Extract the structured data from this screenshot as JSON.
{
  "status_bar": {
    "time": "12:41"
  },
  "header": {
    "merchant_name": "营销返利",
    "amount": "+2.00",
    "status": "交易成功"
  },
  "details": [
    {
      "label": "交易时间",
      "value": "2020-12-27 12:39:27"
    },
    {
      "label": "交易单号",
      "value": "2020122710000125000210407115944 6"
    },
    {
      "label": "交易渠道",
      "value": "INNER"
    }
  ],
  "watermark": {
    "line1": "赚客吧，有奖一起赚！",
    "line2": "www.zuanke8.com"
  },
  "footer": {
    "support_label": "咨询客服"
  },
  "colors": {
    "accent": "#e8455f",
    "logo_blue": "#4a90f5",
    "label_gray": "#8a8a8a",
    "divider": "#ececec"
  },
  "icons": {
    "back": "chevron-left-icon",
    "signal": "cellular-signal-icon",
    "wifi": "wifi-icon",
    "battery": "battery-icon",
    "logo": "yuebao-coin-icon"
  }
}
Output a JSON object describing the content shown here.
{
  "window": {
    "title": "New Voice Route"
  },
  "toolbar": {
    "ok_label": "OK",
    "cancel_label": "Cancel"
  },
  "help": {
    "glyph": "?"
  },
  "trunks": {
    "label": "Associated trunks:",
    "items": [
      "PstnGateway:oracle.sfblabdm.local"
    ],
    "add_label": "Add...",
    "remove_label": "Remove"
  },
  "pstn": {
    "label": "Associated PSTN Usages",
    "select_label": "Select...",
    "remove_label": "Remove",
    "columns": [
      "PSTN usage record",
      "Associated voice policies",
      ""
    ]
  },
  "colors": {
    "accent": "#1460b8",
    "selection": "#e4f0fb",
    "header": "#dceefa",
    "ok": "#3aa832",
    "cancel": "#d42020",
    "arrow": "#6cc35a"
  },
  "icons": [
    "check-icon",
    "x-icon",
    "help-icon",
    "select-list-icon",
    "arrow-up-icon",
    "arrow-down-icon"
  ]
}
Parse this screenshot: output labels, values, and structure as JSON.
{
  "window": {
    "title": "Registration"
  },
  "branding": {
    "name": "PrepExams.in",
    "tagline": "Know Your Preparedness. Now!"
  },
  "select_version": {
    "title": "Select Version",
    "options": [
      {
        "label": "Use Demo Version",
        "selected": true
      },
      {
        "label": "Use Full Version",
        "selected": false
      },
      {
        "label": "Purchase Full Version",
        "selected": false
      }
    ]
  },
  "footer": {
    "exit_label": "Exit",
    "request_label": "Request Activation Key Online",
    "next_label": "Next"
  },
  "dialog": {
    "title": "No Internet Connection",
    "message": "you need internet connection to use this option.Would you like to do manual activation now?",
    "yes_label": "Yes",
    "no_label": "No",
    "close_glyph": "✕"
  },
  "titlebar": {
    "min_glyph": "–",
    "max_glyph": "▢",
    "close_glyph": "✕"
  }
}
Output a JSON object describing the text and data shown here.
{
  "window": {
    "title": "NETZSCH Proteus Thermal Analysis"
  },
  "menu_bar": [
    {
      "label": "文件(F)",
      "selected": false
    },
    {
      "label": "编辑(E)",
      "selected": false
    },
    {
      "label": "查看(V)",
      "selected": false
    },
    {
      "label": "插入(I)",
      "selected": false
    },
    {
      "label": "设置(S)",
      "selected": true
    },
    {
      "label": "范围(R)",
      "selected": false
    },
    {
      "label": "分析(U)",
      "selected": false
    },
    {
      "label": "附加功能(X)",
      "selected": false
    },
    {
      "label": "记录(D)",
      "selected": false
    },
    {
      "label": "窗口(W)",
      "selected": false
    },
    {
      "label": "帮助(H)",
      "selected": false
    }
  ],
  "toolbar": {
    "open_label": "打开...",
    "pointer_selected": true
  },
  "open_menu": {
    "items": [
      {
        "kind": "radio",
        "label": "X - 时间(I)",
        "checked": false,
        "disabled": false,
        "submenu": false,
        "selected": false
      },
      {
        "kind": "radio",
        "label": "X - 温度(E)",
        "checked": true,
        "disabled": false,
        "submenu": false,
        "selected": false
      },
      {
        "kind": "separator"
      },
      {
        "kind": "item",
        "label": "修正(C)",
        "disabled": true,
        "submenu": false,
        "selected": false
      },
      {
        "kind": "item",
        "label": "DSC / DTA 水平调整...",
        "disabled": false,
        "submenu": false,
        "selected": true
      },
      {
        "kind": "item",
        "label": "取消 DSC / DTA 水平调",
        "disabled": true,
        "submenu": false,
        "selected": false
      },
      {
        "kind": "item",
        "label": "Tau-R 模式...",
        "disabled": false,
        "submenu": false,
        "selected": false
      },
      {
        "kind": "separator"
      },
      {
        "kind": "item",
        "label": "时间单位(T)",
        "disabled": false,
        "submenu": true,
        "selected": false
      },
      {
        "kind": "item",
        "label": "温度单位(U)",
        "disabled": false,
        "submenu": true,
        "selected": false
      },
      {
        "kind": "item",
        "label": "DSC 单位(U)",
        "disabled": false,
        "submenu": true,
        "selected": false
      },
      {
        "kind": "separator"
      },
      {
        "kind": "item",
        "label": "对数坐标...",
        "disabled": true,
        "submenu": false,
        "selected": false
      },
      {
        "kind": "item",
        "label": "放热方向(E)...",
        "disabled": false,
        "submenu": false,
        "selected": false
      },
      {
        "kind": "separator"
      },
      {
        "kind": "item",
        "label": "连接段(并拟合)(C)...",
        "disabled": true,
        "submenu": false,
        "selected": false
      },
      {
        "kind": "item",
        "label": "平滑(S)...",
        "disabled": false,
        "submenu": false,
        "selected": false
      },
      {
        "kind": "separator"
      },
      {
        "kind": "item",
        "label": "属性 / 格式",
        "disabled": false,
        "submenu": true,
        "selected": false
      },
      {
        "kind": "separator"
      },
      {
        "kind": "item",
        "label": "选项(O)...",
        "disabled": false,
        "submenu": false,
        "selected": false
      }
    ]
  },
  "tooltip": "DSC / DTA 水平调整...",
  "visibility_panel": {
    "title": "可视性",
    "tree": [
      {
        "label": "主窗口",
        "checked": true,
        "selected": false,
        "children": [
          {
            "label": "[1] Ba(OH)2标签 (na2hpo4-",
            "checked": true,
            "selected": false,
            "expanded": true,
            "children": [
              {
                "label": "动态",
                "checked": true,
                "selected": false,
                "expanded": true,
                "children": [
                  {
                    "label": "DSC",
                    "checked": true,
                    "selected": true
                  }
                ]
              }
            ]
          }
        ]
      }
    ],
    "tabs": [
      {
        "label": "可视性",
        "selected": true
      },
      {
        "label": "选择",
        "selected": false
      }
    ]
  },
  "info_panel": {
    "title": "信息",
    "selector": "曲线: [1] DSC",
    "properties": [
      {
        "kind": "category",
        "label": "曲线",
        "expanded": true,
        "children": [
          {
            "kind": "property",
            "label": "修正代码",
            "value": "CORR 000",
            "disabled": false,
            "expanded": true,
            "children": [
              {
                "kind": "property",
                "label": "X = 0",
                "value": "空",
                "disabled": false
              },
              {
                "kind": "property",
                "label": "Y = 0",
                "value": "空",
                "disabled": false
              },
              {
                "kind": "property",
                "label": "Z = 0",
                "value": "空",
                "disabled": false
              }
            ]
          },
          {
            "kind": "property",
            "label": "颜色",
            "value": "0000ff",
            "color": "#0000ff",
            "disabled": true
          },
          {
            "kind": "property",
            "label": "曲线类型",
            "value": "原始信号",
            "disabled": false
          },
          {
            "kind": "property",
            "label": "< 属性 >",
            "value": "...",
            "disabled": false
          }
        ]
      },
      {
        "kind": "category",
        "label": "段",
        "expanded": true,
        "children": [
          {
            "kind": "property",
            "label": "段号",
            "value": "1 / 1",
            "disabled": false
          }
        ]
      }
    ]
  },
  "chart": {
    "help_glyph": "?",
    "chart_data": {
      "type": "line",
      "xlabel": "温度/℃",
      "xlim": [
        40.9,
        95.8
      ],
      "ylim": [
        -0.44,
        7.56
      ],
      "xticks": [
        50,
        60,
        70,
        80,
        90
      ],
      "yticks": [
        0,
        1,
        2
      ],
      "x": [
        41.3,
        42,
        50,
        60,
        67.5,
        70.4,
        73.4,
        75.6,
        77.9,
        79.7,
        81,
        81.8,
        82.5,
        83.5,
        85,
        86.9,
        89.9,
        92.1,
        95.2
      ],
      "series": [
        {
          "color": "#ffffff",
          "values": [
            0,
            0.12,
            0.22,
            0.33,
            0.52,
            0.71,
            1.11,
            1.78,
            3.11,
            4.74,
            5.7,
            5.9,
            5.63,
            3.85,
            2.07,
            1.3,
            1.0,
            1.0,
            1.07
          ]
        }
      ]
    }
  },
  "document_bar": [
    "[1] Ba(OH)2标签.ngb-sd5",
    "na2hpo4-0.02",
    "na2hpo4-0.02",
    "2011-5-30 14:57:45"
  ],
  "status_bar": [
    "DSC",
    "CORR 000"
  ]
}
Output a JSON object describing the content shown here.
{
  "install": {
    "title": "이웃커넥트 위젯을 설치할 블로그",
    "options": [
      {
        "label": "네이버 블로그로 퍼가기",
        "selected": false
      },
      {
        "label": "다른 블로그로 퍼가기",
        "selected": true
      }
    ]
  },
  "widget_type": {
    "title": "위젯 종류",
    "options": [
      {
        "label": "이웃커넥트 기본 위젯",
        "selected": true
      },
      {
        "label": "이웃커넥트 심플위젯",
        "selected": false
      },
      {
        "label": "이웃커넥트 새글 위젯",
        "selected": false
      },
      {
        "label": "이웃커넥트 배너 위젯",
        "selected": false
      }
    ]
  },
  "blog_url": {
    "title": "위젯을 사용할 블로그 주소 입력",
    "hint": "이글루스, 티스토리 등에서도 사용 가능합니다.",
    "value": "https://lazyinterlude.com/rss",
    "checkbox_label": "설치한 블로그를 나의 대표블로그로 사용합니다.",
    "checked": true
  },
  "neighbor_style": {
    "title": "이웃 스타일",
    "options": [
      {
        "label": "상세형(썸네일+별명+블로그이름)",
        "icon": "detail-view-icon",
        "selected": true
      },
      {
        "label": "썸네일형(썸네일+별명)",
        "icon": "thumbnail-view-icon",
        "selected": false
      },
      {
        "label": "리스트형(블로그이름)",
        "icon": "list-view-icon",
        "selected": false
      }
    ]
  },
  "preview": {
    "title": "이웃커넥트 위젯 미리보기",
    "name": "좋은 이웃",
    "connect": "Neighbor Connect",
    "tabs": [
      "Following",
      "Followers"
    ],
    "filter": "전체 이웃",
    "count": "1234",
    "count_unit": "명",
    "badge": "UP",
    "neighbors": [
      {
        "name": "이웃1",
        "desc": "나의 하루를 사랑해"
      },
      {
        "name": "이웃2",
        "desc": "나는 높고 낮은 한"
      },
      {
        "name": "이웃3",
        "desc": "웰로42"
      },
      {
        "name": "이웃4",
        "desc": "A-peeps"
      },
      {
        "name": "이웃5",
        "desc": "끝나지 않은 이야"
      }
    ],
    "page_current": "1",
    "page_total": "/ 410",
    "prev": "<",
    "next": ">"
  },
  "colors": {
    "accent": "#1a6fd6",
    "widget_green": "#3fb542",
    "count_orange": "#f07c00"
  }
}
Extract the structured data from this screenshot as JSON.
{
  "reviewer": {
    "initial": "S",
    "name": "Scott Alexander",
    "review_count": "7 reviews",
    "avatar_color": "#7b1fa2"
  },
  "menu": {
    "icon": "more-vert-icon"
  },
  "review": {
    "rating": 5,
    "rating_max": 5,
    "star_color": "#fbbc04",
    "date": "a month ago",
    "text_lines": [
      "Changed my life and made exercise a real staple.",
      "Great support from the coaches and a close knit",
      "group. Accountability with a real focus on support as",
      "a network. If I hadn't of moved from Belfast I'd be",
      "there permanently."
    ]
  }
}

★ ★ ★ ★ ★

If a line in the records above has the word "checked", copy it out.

        "checked": false,
        "checked": true,
        "checked": true,
            "checked": true,
                "checked": true,
                    "checked": true,
    "checked": true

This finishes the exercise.